So, if you’re downloaded the tool and you’re waiting for that ‘special driver’, please delete anything and everything from this scammer. It serves as a reminder that crypto remains in the equivalent of the wild west days. A general rule, if it’s too good to be true, it is.

Chris Szewczyk
Hardware Writer

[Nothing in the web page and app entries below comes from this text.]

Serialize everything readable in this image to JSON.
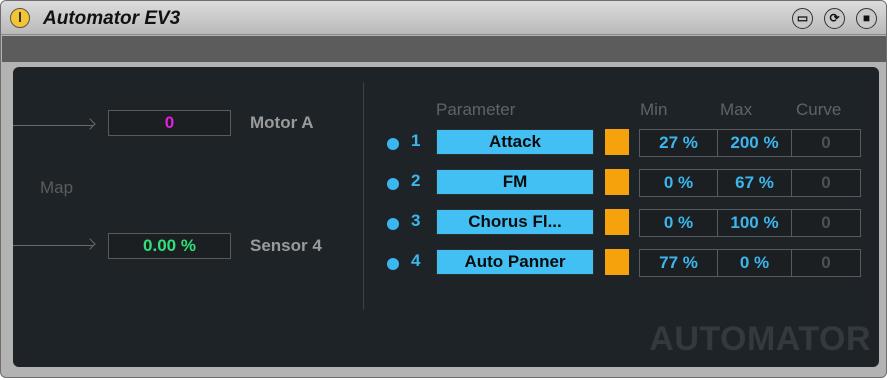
{
  "app": {
    "title": "Automator EV3"
  },
  "title_buttons": [
    {
      "icon": "window-icon",
      "glyph": "▭"
    },
    {
      "icon": "refresh-icon",
      "glyph": "⟳"
    },
    {
      "icon": "save-icon",
      "glyph": "■"
    }
  ],
  "left": {
    "map_label": "Map",
    "motor": {
      "value": "0",
      "label": "Motor A",
      "value_color": "#e21fe0"
    },
    "sensor": {
      "value": "0.00 %",
      "label": "Sensor 4",
      "value_color": "#2fe07a"
    }
  },
  "table": {
    "headers": {
      "parameter": "Parameter",
      "min": "Min",
      "max": "Max",
      "curve": "Curve"
    },
    "rows": [
      {
        "index": "1",
        "parameter": "Attack",
        "min": "27 %",
        "max": "200 %",
        "curve": "0"
      },
      {
        "index": "2",
        "parameter": "FM",
        "min": "0 %",
        "max": "67 %",
        "curve": "0"
      },
      {
        "index": "3",
        "parameter": "Chorus Fl...",
        "min": "0 %",
        "max": "100 %",
        "curve": "0"
      },
      {
        "index": "4",
        "parameter": "Auto Panner",
        "min": "77 %",
        "max": "0 %",
        "curve": "0"
      }
    ]
  },
  "watermark": "AUTOMATOR",
  "colors": {
    "accent_blue": "#42c0f4",
    "orange": "#f6a20c",
    "panel_bg": "#1e2327"
  }
}
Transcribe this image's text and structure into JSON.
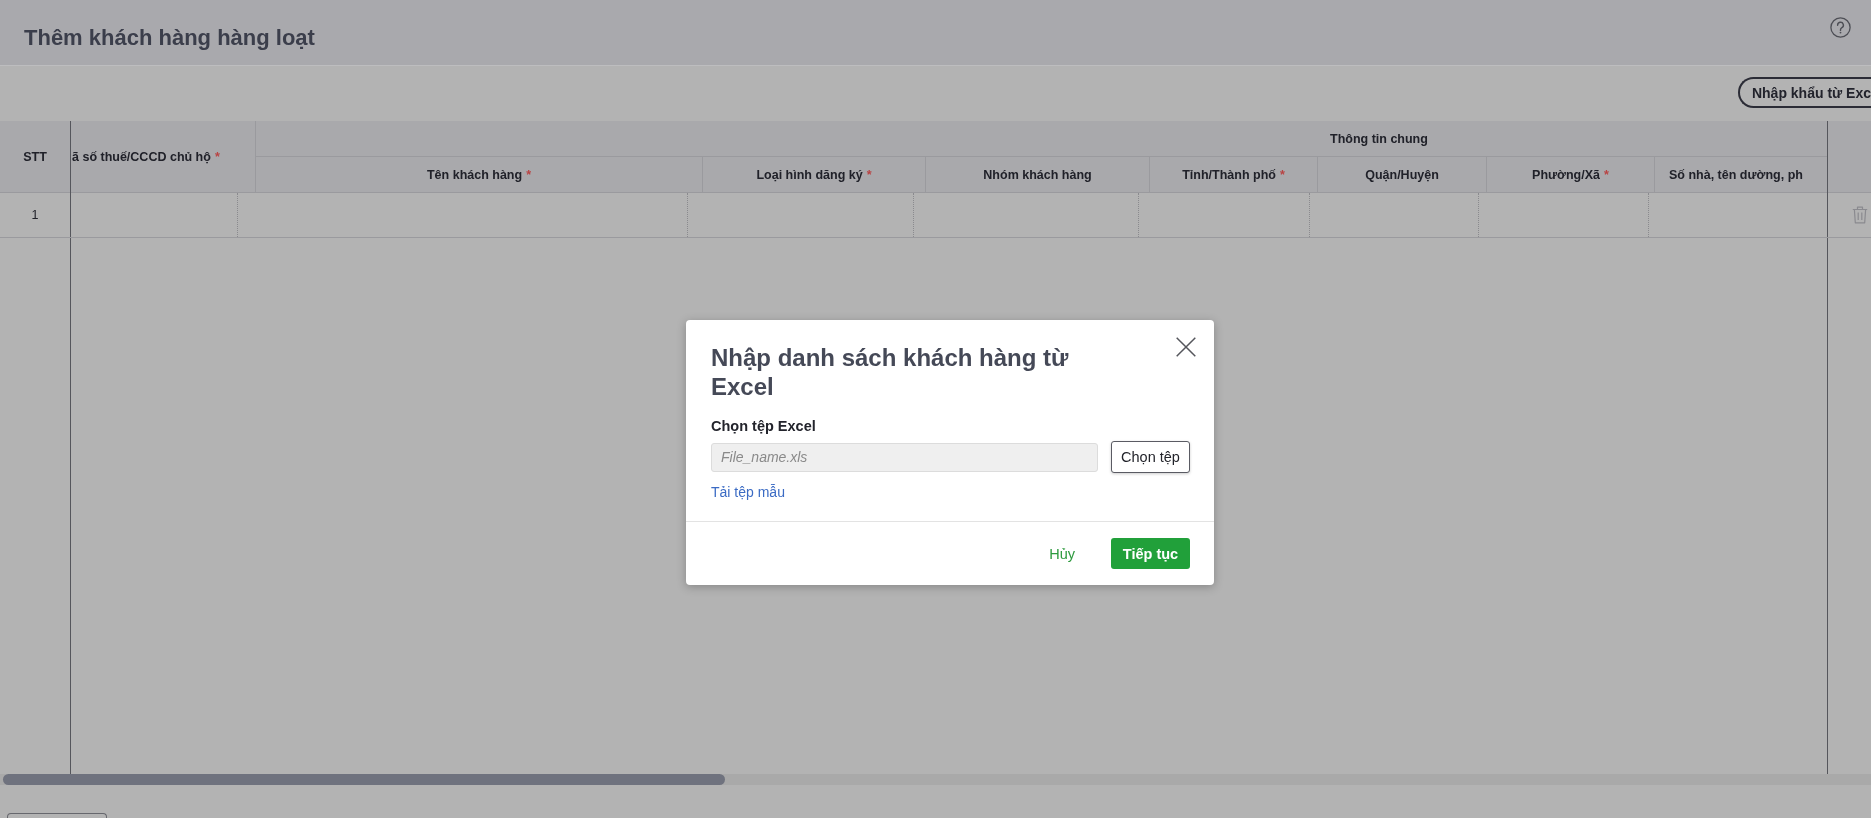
{
  "page_header": {
    "title": "Thêm khách hàng hàng loạt"
  },
  "toolbar": {
    "import_button": "Nhập khẩu từ Exc"
  },
  "table": {
    "row_number_header": "STT",
    "lead_column": {
      "label": "ã số thuế/CCCD chủ hộ",
      "required_mark": "*"
    },
    "group_header": "Thông tin chung",
    "columns": [
      {
        "label": "Tên khách hàng",
        "required_mark": "*"
      },
      {
        "label": "Loại hình dăng ký",
        "required_mark": "*"
      },
      {
        "label": "Nhóm khách hàng"
      },
      {
        "label": "Tỉnh/Thành phố",
        "required_mark": "*"
      },
      {
        "label": "Quận/Huyện"
      },
      {
        "label": "Phường/Xã",
        "required_mark": "*"
      },
      {
        "label": "Số nhà, tên dường, ph"
      }
    ],
    "rows": [
      {
        "number": "1"
      }
    ]
  },
  "dialog": {
    "title": "Nhập danh sách khách hàng từ Excel",
    "file_label": "Chọn tệp Excel",
    "file_field": {
      "placeholder": "File_name.xls"
    },
    "choose_button": "Chọn tệp",
    "template_link": "Tải tệp mẫu",
    "cancel_button": "Hủy",
    "continue_button": "Tiếp tục"
  }
}
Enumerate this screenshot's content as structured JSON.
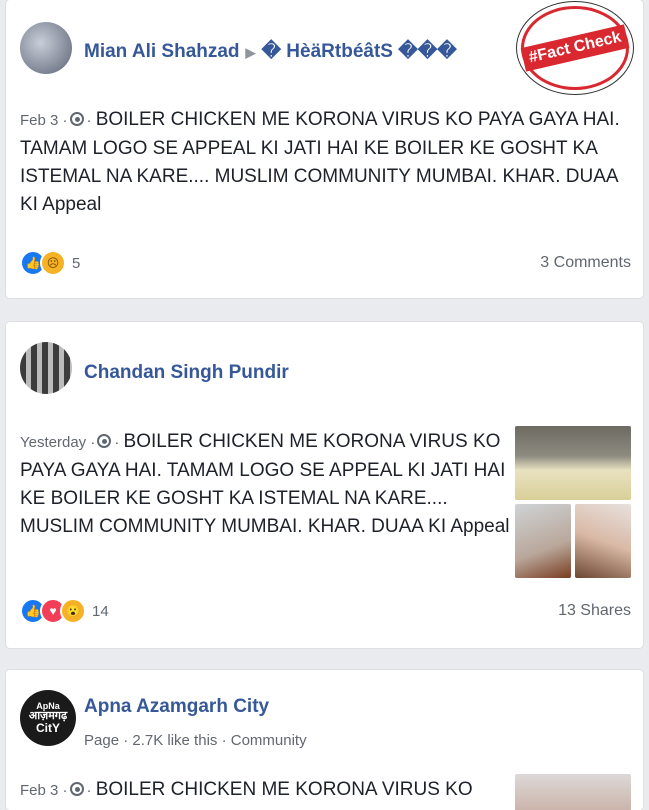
{
  "badge": {
    "text": "#Fact Check"
  },
  "posts": [
    {
      "author": "Mian Ali Shahzad",
      "group": "� HèäRtbéâtS ���",
      "timestamp": "Feb 3",
      "text": "BOILER CHICKEN ME KORONA VIRUS KO PAYA GAYA HAI. TAMAM LOGO SE APPEAL KI JATI HAI KE BOILER KE GOSHT KA ISTEMAL NA KARE.... MUSLIM COMMUNITY MUMBAI. KHAR. DUAA KI Appeal",
      "reaction_count": "5",
      "stat": "3 Comments"
    },
    {
      "author": "Chandan Singh Pundir",
      "timestamp": "Yesterday",
      "text": "BOILER CHICKEN ME KORONA VIRUS KO PAYA GAYA HAI. TAMAM LOGO SE APPEAL KI JATI HAI KE BOILER KE GOSHT KA ISTEMAL NA KARE.... MUSLIM COMMUNITY MUMBAI. KHAR. DUAA KI Appeal",
      "reaction_count": "14",
      "stat": "13 Shares"
    },
    {
      "author": "Apna Azamgarh City",
      "meta": "Page · 2.7K like this · Community",
      "avatar_text": [
        "ApNa",
        "आज़मगढ़",
        "CitY"
      ],
      "timestamp": "Feb 3",
      "text": "BOILER CHICKEN ME KORONA VIRUS KO"
    }
  ]
}
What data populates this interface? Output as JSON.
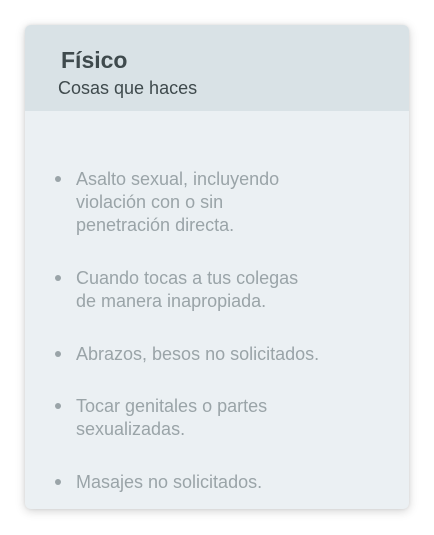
{
  "card": {
    "title": "Físico",
    "subtitle": "Cosas que haces",
    "items": [
      {
        "line1": "Asalto sexual, incluyendo",
        "line2": "violación con o sin",
        "line3": "penetración directa."
      },
      {
        "line1": "Cuando tocas a tus colegas",
        "line2": "de manera inapropiada."
      },
      {
        "line1": "Abrazos, besos no solicitados."
      },
      {
        "line1": "Tocar genitales o partes",
        "line2": "sexualizadas."
      },
      {
        "line1": "Masajes no solicitados."
      }
    ],
    "colors": {
      "header_bg": "#d9e2e6",
      "body_bg": "#ebf0f3",
      "title_text": "#3f4a4d",
      "item_text": "#9aa4a8"
    },
    "icons": {
      "bullet": "bullet-dot-icon"
    }
  }
}
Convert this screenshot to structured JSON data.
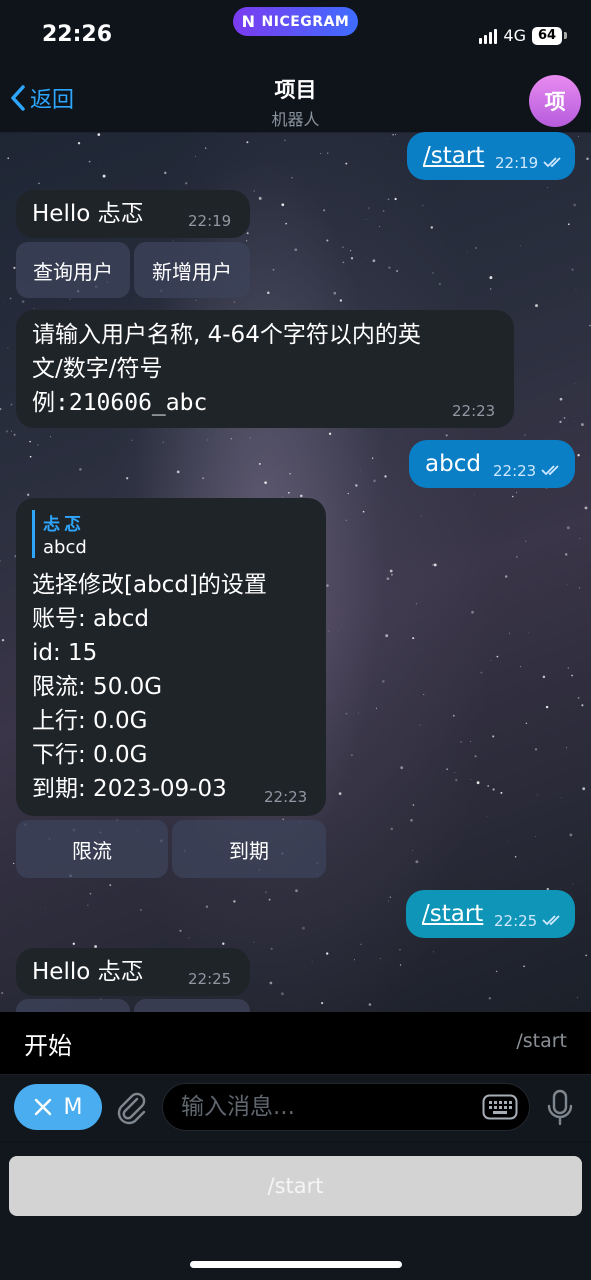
{
  "status": {
    "time": "22:26",
    "app_badge": "NICEGRAM",
    "network": "4G",
    "battery": "64"
  },
  "nav": {
    "back_label": "返回",
    "title": "项目",
    "subtitle": "机器人",
    "avatar_letter": "项"
  },
  "messages": {
    "m1": {
      "text": "/start",
      "time": "22:19"
    },
    "m2": {
      "text": "Hello 忐忑",
      "time": "22:19",
      "buttons": [
        "查询用户",
        "新增用户"
      ]
    },
    "m3": {
      "line1": "请输入用户名称, 4-64个字符以内的英",
      "line2": "文/数字/符号",
      "line3": "例:210606_abc",
      "time": "22:23"
    },
    "m4": {
      "text": "abcd",
      "time": "22:23"
    },
    "m5": {
      "quote_name": "忐忑",
      "quote_text": "abcd",
      "lines": [
        "选择修改[abcd]的设置",
        "账号: abcd",
        "id: 15",
        "限流: 50.0G",
        "上行: 0.0G",
        "下行: 0.0G",
        "到期: 2023-09-03"
      ],
      "time": "22:23",
      "buttons": [
        "限流",
        "到期"
      ]
    },
    "m6": {
      "text": "/start",
      "time": "22:25"
    },
    "m7": {
      "text": "Hello 忐忑",
      "time": "22:25"
    }
  },
  "command_suggestion": {
    "description": "开始",
    "command": "/start"
  },
  "input": {
    "menu_label": "M",
    "placeholder": "输入消息..."
  },
  "reply_keyboard": {
    "button": "/start"
  },
  "colors": {
    "accent": "#2ea6ff",
    "outgoing": "#0b7fc6",
    "incoming": "#1f2429",
    "menu": "#49adf0"
  }
}
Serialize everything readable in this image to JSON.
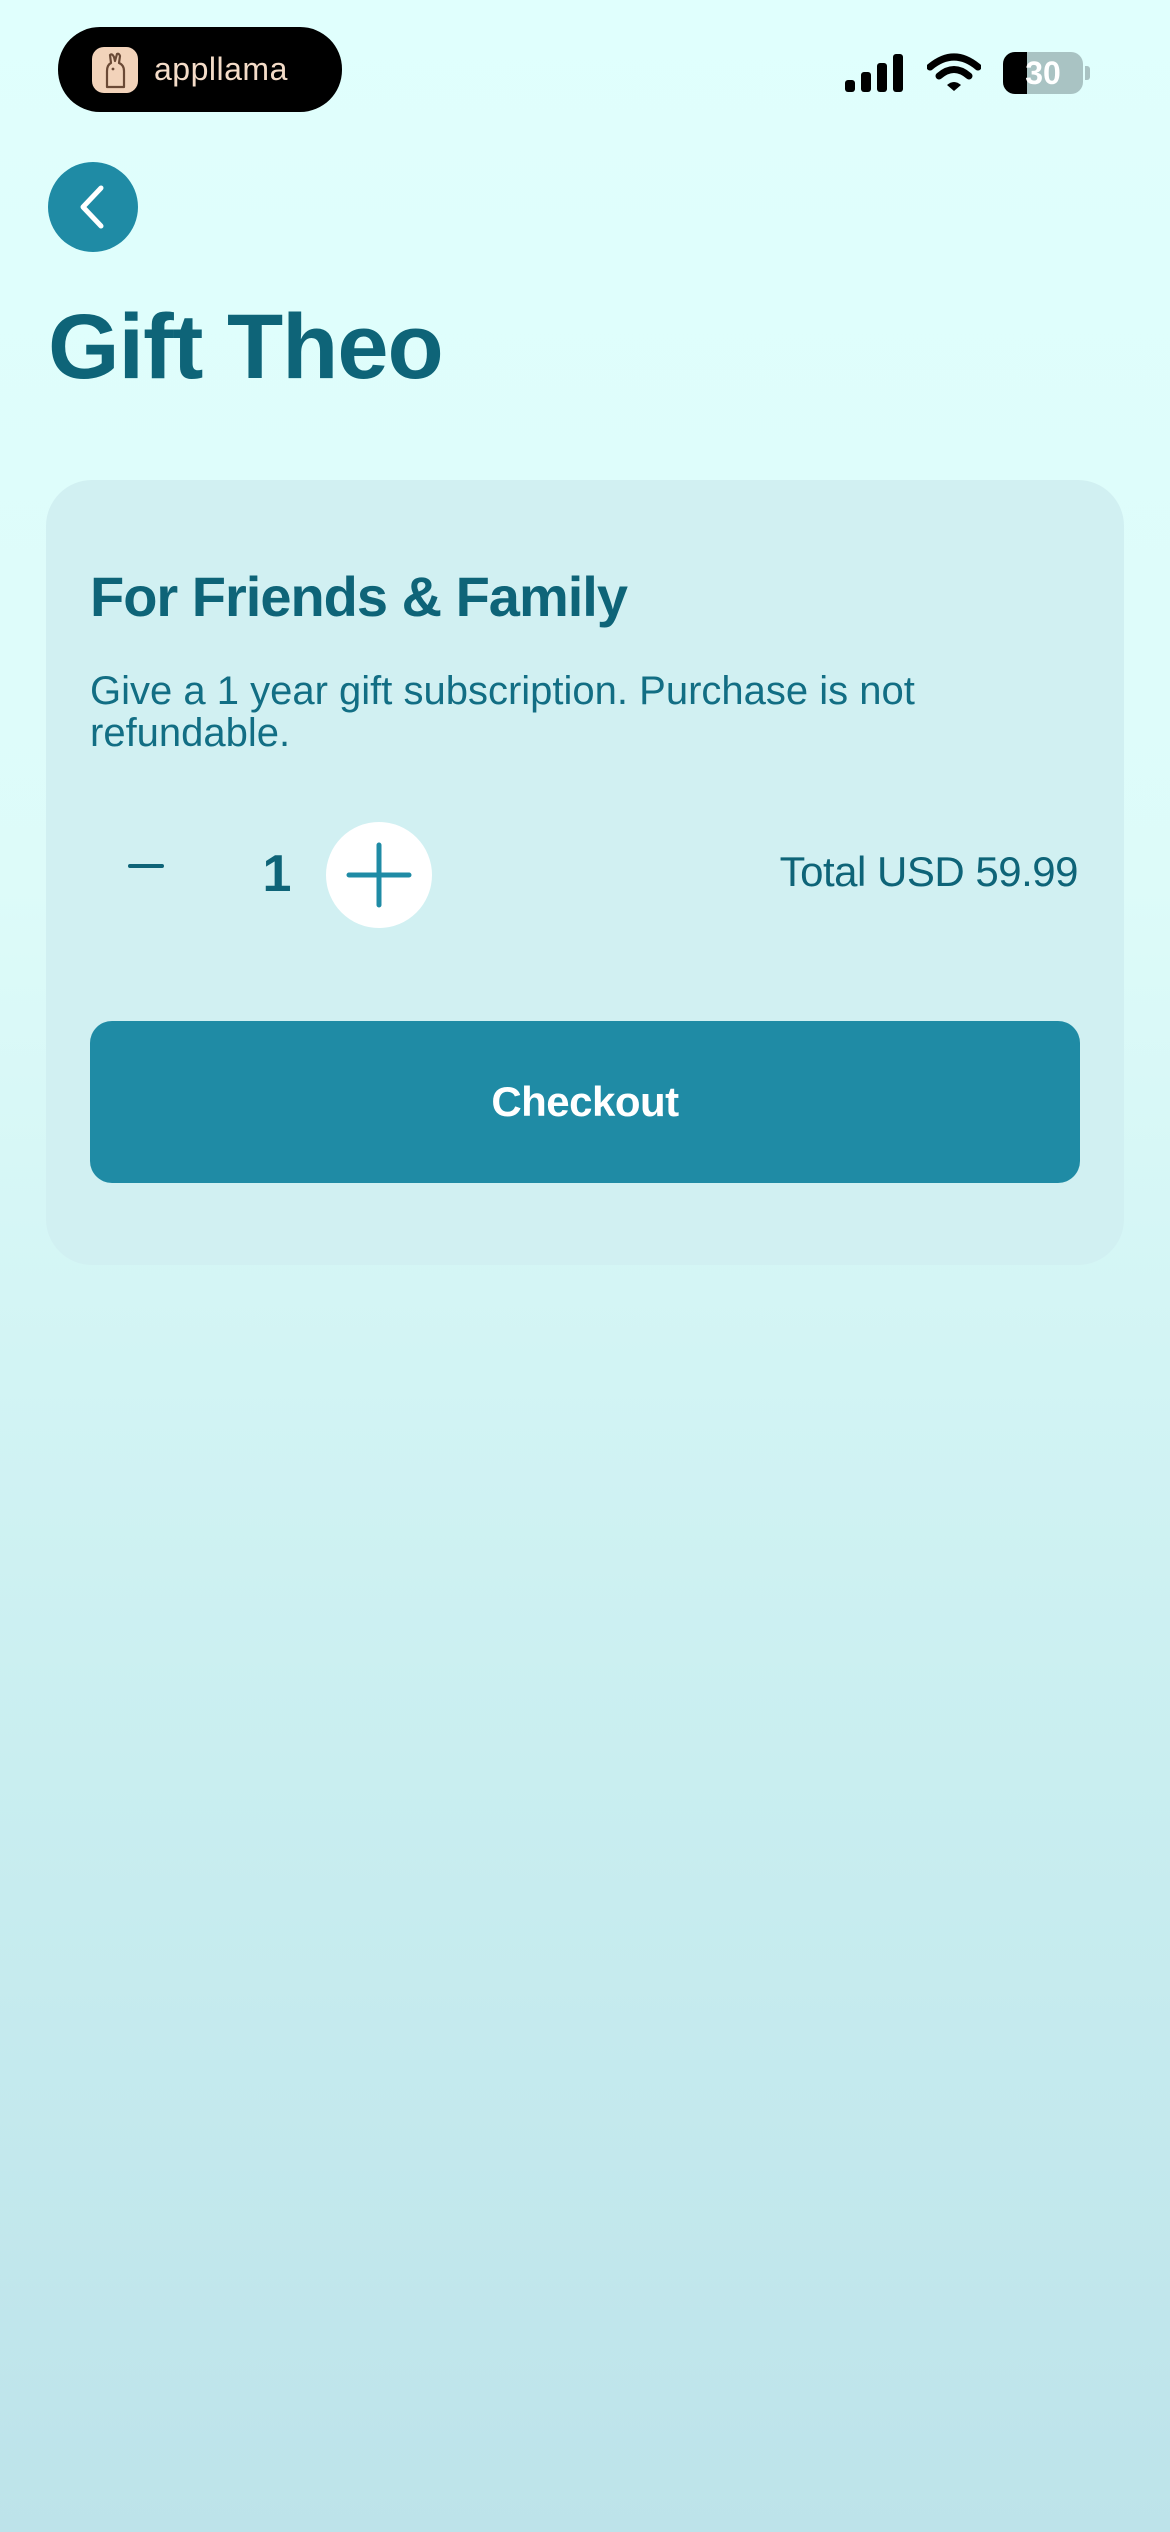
{
  "status_bar": {
    "app_logo_text": "appllama",
    "battery_level": "30"
  },
  "header": {
    "back_icon": "chevron-left-icon",
    "title": "Gift Theo"
  },
  "gift_card": {
    "title": "For Friends & Family",
    "description": "Give a 1 year gift subscription. Purchase is not refundable.",
    "quantity": "1",
    "total_label": "Total USD 59.99",
    "checkout_label": "Checkout"
  },
  "colors": {
    "accent": "#1f8ba5",
    "text_primary": "#0e6478",
    "card_background": "#d1f0f2",
    "page_background_top": "#e0fffd",
    "page_background_bottom": "#bde3ea"
  }
}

Chris' gaming experiences go back to the mid-nineties when he conned his parents into buying an 'educational PC' that was conveniently overpowered to play Doom and Tie Fighter. He developed a love of extreme overclocking that destroyed his savings despite the cheaper hardware on offer via his job at a PC store. To afford more LN2 he began moonlighting as a reviewer for VR-Zone before jumping the fence to work for MSI Australia. Since then, he's gone back to journalism, enthusiastically reviewing the latest and greatest components for PC & Tech Authority, PC Powerplay and currently Australian Personal Computer magazine and PC Gamer. Chris still puts far too many hours into Borderlands 3, always striving to become a more efficient killer.